## What you should do:
Go through the entries below and copy each line containing the word "việc".

Items from an interface collection:
((
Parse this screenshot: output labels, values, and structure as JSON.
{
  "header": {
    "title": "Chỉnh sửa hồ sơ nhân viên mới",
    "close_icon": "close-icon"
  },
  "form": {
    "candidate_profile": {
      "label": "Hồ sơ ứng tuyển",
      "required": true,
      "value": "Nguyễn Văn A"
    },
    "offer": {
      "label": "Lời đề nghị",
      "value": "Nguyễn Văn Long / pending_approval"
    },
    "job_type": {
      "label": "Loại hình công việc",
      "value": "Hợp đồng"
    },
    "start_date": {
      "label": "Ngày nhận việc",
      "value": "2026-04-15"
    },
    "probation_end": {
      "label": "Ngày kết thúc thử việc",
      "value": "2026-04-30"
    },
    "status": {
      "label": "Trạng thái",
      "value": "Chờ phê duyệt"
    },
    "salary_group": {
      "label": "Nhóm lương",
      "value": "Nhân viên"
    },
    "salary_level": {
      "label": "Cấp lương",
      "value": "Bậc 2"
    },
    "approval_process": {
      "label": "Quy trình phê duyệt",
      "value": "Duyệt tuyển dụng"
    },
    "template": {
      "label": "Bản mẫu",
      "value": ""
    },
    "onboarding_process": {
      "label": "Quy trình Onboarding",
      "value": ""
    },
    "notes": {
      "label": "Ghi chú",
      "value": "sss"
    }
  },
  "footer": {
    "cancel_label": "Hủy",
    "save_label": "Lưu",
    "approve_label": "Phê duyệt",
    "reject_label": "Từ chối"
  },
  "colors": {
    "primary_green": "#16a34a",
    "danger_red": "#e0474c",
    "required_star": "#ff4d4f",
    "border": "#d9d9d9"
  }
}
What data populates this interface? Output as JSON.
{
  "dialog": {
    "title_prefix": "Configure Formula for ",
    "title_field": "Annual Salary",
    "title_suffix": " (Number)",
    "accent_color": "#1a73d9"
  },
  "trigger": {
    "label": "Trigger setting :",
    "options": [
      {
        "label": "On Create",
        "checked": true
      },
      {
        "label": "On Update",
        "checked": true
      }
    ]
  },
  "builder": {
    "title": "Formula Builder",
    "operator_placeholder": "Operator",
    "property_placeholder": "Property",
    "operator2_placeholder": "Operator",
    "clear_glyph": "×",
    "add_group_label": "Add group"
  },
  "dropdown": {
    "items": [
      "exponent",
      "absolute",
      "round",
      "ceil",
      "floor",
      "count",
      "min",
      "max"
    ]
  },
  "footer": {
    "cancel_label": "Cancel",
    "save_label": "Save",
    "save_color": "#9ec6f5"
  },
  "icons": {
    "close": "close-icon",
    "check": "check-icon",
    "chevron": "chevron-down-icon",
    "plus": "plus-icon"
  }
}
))
## Written reply:
      "label": "Loại hình công việc",
      "label": "Ngày nhận việc",
      "label": "Ngày kết thúc thử việc",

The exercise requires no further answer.